Look through the entries that follow and return each line that has the string "бонуса".
*** Extracted information
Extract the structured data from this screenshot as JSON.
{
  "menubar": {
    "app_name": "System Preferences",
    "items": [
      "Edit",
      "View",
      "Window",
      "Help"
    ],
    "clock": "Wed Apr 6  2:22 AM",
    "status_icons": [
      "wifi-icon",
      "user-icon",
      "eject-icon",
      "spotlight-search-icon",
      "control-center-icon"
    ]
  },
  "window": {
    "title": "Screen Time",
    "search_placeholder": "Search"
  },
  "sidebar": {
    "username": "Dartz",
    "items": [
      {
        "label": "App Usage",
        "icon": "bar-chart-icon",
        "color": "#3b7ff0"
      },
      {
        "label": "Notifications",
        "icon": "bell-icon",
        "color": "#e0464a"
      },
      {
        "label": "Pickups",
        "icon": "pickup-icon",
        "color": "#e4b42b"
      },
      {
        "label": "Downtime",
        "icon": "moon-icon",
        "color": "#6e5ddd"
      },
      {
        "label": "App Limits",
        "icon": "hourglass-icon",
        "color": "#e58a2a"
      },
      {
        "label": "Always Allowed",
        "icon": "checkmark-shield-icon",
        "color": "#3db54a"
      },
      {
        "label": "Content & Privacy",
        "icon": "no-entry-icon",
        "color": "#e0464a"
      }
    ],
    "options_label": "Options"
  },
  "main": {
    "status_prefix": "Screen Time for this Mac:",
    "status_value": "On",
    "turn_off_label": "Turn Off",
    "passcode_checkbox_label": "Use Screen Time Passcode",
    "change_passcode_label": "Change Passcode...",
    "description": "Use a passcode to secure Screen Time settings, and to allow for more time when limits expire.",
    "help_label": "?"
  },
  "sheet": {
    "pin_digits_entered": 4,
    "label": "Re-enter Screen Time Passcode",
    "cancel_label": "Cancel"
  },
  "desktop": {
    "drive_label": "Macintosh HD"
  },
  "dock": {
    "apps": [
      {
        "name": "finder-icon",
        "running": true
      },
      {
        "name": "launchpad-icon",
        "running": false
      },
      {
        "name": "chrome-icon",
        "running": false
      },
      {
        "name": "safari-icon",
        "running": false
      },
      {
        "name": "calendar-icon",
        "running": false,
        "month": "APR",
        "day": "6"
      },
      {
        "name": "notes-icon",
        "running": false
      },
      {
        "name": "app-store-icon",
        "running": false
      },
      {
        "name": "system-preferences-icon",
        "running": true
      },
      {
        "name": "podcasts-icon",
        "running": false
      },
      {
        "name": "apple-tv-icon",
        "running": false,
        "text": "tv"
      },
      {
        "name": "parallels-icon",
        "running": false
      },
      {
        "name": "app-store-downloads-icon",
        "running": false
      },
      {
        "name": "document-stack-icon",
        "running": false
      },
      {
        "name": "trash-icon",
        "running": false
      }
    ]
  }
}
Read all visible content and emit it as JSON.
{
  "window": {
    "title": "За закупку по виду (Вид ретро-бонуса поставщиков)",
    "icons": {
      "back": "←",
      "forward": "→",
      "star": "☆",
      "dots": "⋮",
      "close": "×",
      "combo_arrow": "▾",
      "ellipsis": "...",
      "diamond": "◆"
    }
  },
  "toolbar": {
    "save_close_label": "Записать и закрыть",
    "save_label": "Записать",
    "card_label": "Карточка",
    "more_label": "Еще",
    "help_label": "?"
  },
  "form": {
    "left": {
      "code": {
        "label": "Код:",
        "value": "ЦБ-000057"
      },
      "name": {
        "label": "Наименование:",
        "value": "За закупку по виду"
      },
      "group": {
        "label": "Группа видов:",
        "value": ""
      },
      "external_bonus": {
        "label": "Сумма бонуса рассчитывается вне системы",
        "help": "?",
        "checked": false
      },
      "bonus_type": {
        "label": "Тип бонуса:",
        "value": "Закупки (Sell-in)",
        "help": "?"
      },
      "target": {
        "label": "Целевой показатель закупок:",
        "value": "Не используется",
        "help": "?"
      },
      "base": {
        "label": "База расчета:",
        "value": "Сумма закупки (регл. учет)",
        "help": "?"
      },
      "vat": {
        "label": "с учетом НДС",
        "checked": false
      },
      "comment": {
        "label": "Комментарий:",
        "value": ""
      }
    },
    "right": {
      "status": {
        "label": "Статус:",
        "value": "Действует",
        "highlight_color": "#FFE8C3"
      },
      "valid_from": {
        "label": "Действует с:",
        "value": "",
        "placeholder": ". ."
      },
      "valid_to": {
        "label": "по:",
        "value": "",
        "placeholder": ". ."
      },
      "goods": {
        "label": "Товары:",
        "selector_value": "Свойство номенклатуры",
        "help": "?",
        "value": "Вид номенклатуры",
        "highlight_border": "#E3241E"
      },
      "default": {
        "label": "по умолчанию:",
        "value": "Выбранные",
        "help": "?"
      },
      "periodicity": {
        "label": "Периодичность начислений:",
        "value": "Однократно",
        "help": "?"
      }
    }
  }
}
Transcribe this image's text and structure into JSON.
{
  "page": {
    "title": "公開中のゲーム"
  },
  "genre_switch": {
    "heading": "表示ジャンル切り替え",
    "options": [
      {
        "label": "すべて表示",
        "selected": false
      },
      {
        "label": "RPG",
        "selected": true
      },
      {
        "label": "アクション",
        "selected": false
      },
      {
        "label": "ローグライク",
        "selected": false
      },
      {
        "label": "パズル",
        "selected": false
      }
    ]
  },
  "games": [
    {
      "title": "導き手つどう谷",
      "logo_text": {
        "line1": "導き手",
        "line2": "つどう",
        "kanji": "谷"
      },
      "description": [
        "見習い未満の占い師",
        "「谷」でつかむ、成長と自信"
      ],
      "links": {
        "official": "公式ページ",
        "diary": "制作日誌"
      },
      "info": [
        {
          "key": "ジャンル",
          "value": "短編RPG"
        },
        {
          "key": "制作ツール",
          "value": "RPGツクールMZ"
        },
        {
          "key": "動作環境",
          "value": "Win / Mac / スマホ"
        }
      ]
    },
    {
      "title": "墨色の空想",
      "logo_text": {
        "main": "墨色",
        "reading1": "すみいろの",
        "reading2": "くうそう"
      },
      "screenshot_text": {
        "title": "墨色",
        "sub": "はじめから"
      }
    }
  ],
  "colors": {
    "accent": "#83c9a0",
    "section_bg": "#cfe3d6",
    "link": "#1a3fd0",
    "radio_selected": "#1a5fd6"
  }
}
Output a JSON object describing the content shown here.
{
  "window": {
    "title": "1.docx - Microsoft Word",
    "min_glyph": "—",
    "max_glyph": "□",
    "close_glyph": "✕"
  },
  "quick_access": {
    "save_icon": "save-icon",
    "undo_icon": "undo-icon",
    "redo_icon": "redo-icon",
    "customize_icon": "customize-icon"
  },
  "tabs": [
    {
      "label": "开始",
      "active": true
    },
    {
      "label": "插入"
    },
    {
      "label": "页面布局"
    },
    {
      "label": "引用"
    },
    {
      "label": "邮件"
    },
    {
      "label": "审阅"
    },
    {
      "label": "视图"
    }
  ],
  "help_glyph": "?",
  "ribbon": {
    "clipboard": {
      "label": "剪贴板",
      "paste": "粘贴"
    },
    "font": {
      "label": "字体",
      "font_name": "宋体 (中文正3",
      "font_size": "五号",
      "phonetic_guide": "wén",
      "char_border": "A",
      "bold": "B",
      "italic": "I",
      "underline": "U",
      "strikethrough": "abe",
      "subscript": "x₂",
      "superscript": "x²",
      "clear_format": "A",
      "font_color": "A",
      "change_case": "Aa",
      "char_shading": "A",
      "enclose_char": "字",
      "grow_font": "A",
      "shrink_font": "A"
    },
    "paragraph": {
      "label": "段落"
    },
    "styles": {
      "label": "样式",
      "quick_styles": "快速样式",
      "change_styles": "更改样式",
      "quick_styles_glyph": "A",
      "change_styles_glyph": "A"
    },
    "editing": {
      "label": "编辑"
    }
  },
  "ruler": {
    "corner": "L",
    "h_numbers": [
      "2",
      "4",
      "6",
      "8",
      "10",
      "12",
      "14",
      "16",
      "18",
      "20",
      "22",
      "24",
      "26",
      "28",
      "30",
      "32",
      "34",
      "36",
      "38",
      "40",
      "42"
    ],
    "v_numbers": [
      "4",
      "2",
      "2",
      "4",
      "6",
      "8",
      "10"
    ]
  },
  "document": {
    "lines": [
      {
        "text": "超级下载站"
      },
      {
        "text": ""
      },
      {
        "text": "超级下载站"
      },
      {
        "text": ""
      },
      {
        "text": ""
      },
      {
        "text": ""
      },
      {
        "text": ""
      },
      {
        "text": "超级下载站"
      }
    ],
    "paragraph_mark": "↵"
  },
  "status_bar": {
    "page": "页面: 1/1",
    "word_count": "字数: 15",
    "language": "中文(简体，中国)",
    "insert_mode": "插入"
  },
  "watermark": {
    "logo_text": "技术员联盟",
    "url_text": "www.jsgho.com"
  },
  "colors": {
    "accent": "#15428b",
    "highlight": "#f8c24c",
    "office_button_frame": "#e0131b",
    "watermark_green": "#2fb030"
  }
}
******
▸ Task result
    "title": "За закупку по виду (Вид ретро-бонуса поставщиков)",
        "label": "Сумма бонуса рассчитывается вне системы",
        "label": "Тип бонуса:",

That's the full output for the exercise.